_HOW TO COMPLETE THIS TASK_
Read the entries below and pull out each line with the string "medal".

Dataset rows describing interfaces
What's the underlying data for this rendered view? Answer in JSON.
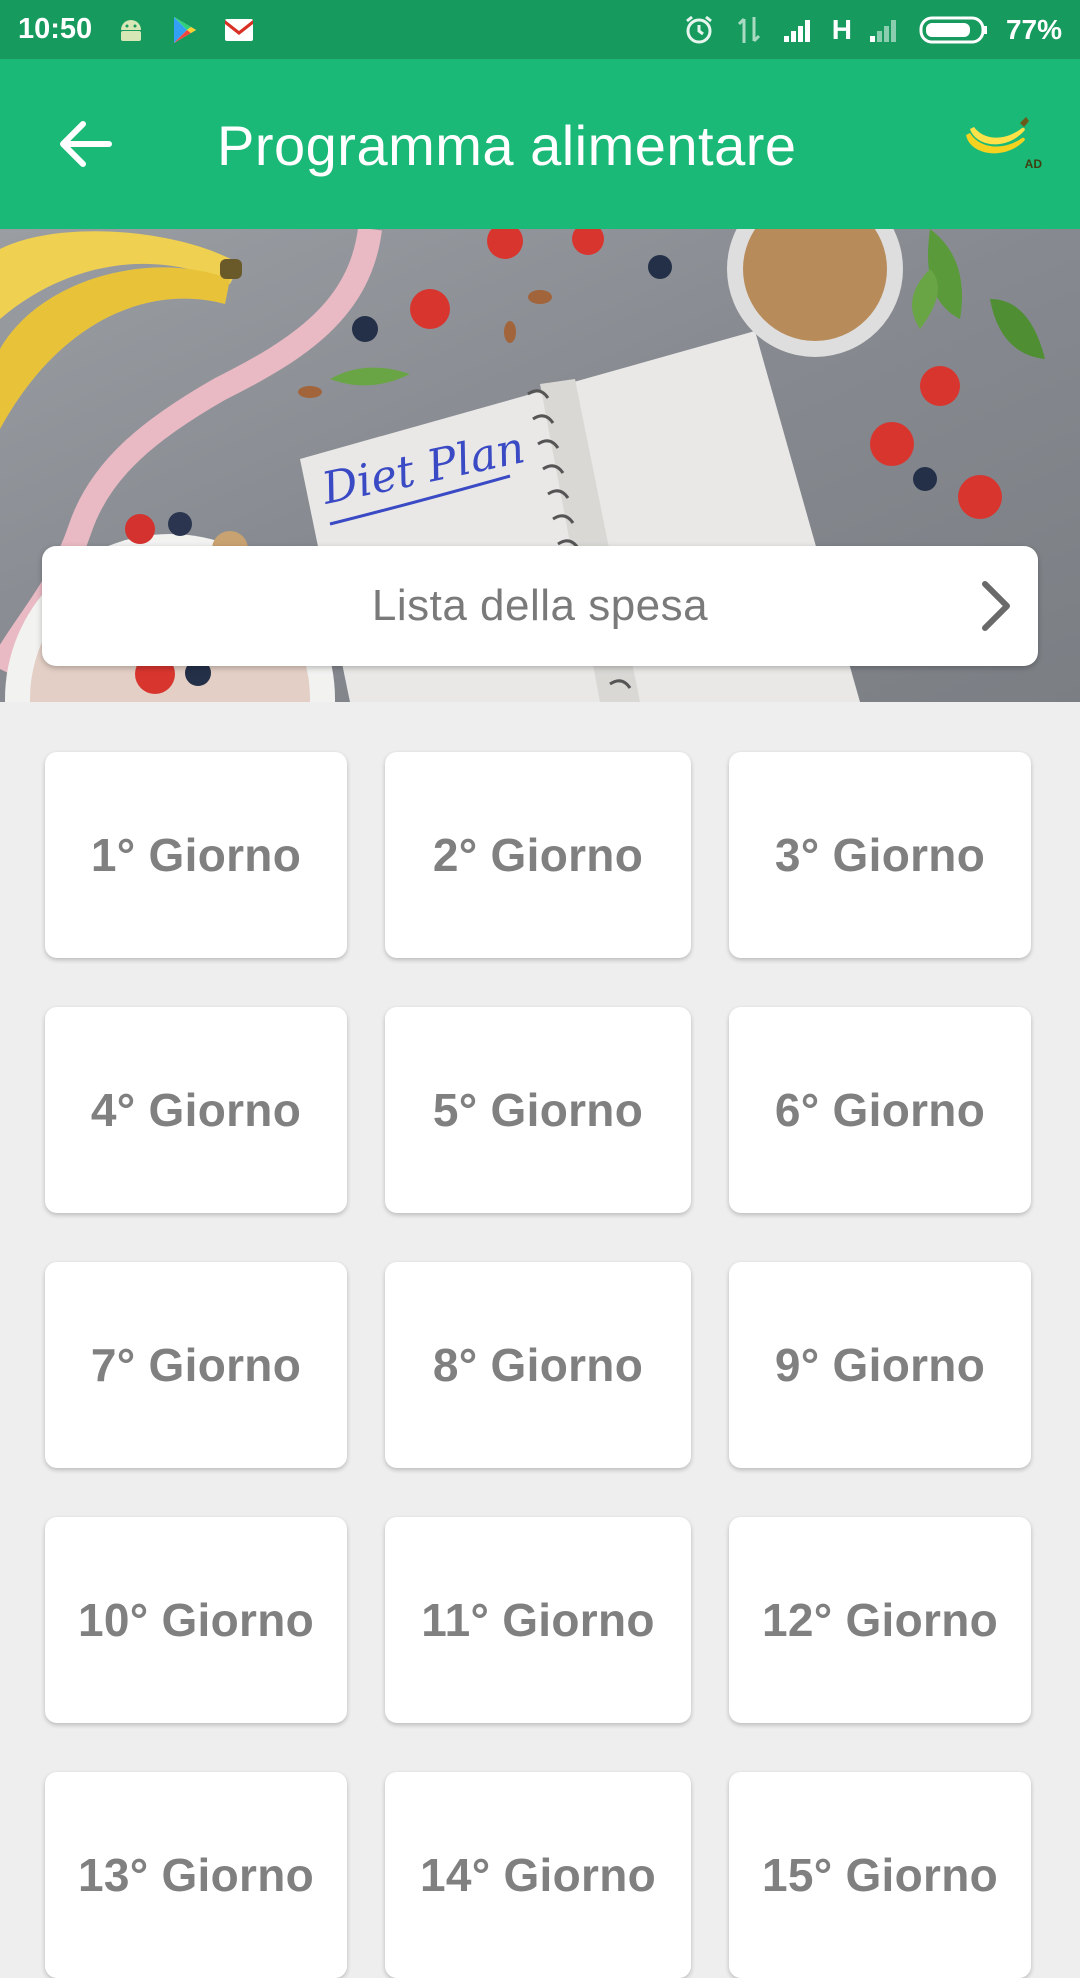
{
  "status_bar": {
    "time": "10:50",
    "network": "H",
    "battery": "77%",
    "icons_left": [
      "android-icon",
      "play-store-icon",
      "gmail-icon"
    ],
    "icons_right": [
      "alarm-icon",
      "data-arrows-icon",
      "signal-icon",
      "signal-icon-2",
      "battery-icon"
    ]
  },
  "app_bar": {
    "title": "Programma alimentare",
    "ad_label": "AD"
  },
  "banner": {
    "notebook_text": "Diet Plan"
  },
  "shopping_list": {
    "label": "Lista della spesa"
  },
  "days": [
    "1° Giorno",
    "2° Giorno",
    "3° Giorno",
    "4° Giorno",
    "5° Giorno",
    "6° Giorno",
    "7° Giorno",
    "8° Giorno",
    "9° Giorno",
    "10° Giorno",
    "11° Giorno",
    "12° Giorno",
    "13° Giorno",
    "14° Giorno",
    "15° Giorno"
  ],
  "colors": {
    "status_bar": "#179a5e",
    "app_bar": "#1bb978",
    "background": "#eeeeee",
    "card": "#ffffff",
    "card_text": "#808080"
  }
}
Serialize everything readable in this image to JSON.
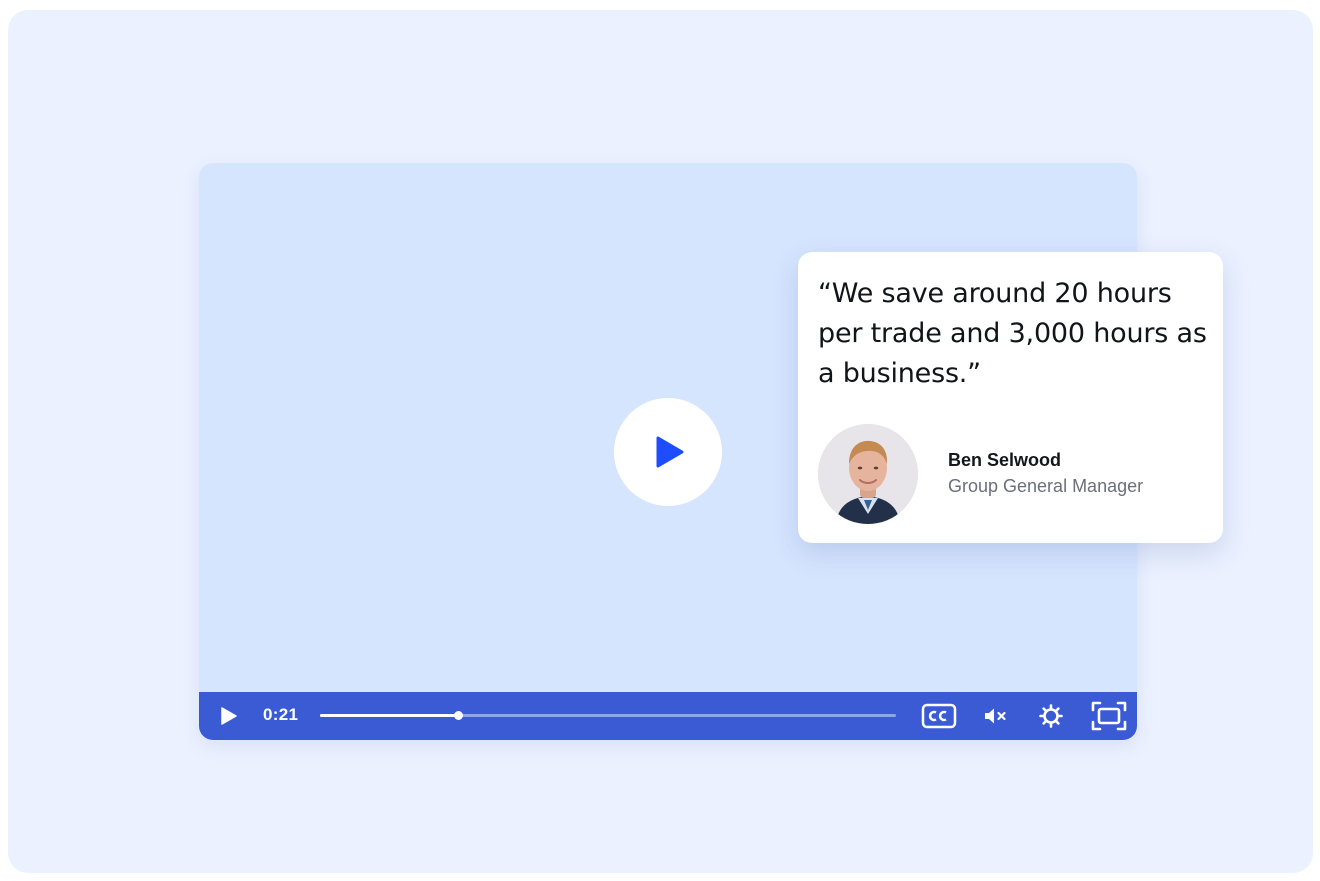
{
  "player": {
    "time": "0:21",
    "progress_fraction": 0.24,
    "icons": {
      "big_play": "play-icon",
      "play": "play-icon",
      "captions": "closed-captions-icon",
      "mute": "volume-muted-icon",
      "settings": "gear-icon",
      "fullscreen": "fullscreen-icon"
    }
  },
  "testimonial": {
    "quote": "“We save around 20 hours per trade and 3,000 hours as a business.”",
    "author_name": "Ben Selwood",
    "author_role": "Group General Manager",
    "avatar_icon": "avatar-photo"
  },
  "colors": {
    "background": "#ebf1ff",
    "video_area": "#d6e5fe",
    "control_bar": "#3a5bd4",
    "accent_play": "#1f4cff",
    "card": "#ffffff"
  }
}
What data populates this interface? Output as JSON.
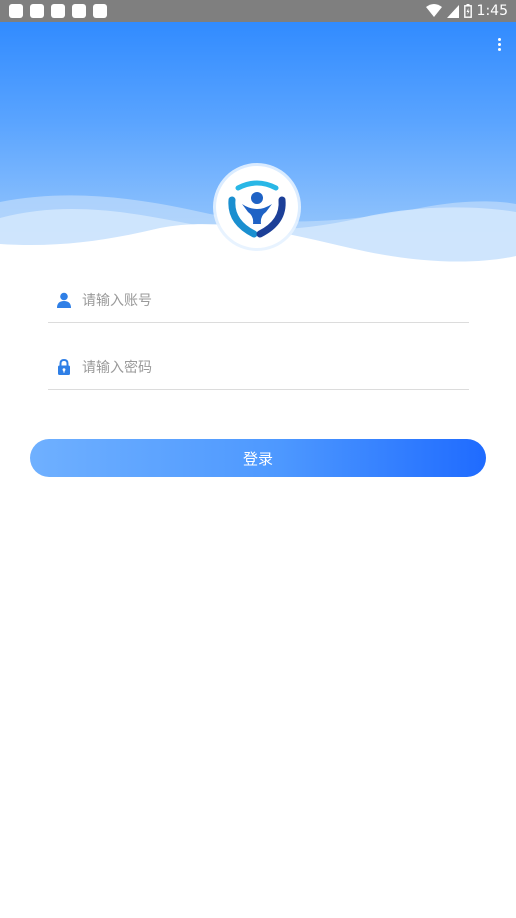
{
  "status_bar": {
    "time": "1:45",
    "icons": [
      "notification-icon",
      "notification-icon",
      "notification-icon",
      "notification-icon",
      "notification-icon",
      "wifi-icon",
      "signal-icon",
      "battery-icon"
    ]
  },
  "header": {
    "menu_icon": "more-vert-icon",
    "logo_icon": "app-logo"
  },
  "form": {
    "account": {
      "icon": "user-icon",
      "placeholder": "请输入账号",
      "value": ""
    },
    "password": {
      "icon": "lock-icon",
      "placeholder": "请输入密码",
      "value": ""
    },
    "login_label": "登录"
  },
  "colors": {
    "header_top": "#318bff",
    "header_bottom": "#a7d0fb",
    "button_start": "#6fb0ff",
    "button_end": "#1f6bff",
    "icon_blue": "#2f7fe6"
  }
}
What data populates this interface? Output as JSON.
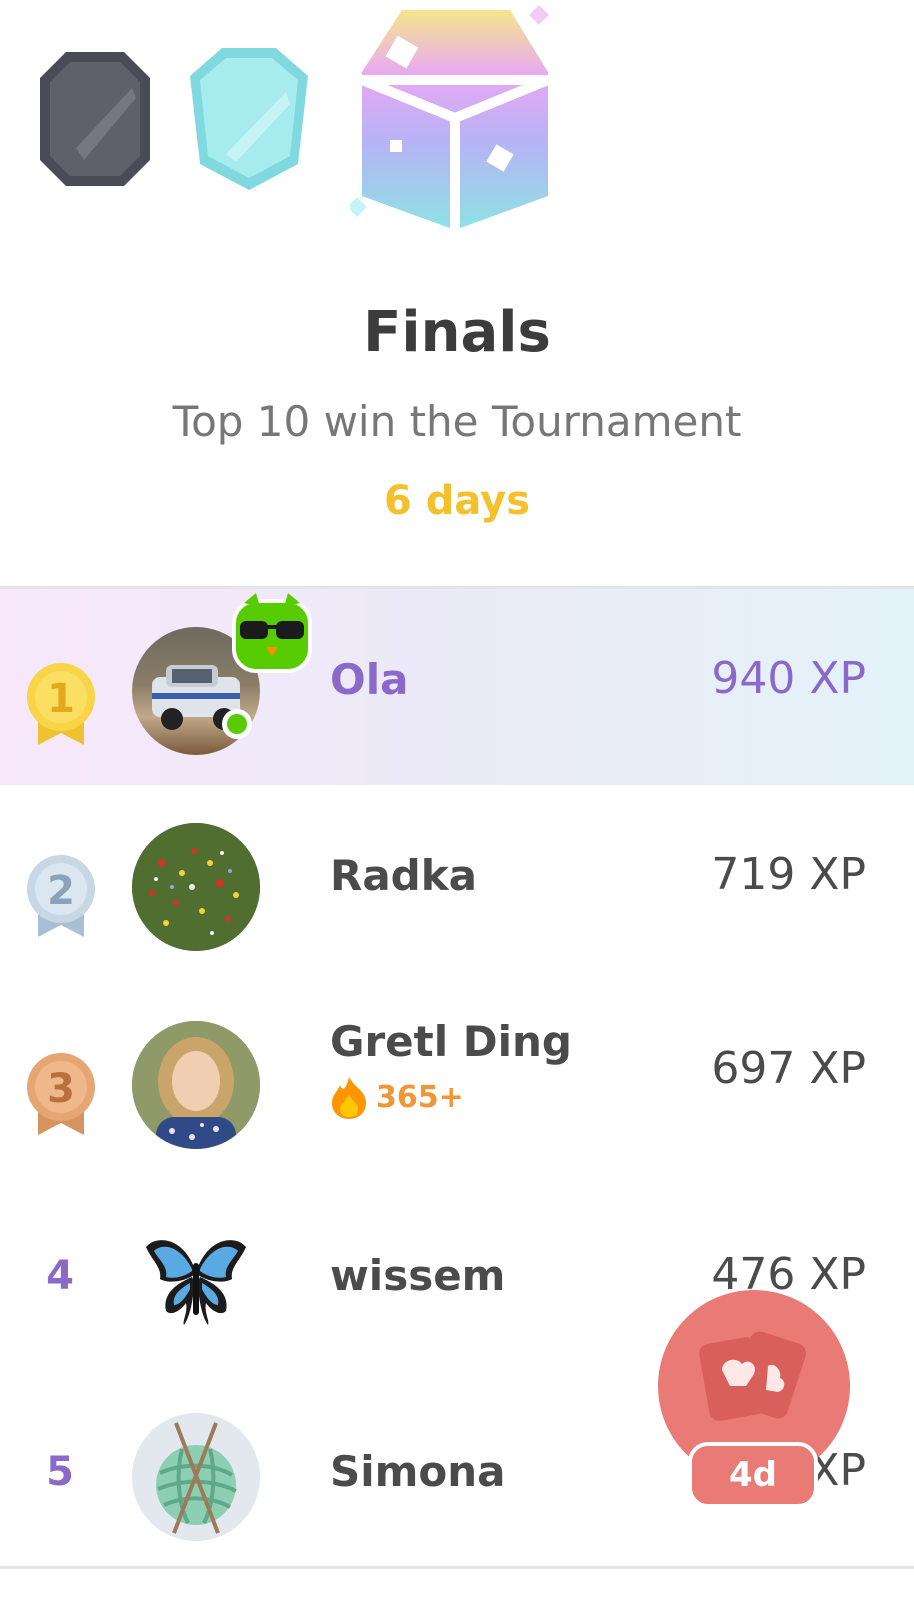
{
  "header": {
    "title": "Finals",
    "subtitle": "Top 10 win the Tournament",
    "time_left": "6 days"
  },
  "colors": {
    "accent_purple": "#8a69c9",
    "timer_yellow": "#f4c02b",
    "streak_orange": "#f19636",
    "fab_red": "#e97a75"
  },
  "leaderboard": [
    {
      "rank": "1",
      "name": "Ola",
      "xp": "940 XP",
      "medal": "gold-medal-icon"
    },
    {
      "rank": "2",
      "name": "Radka",
      "xp": "719 XP",
      "medal": "silver-medal-icon"
    },
    {
      "rank": "3",
      "name": "Gretl Ding",
      "xp": "697 XP",
      "medal": "bronze-medal-icon",
      "streak": "365+"
    },
    {
      "rank": "4",
      "name": "wissem",
      "xp": "476 XP"
    },
    {
      "rank": "5",
      "name": "Simona",
      "xp": "XP"
    }
  ],
  "fab": {
    "badge": "4d"
  }
}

_RESULT OF THIS EXERCISE_
      "medal": "gold-medal-icon"
      "medal": "silver-medal-icon"
      "medal": "bronze-medal-icon",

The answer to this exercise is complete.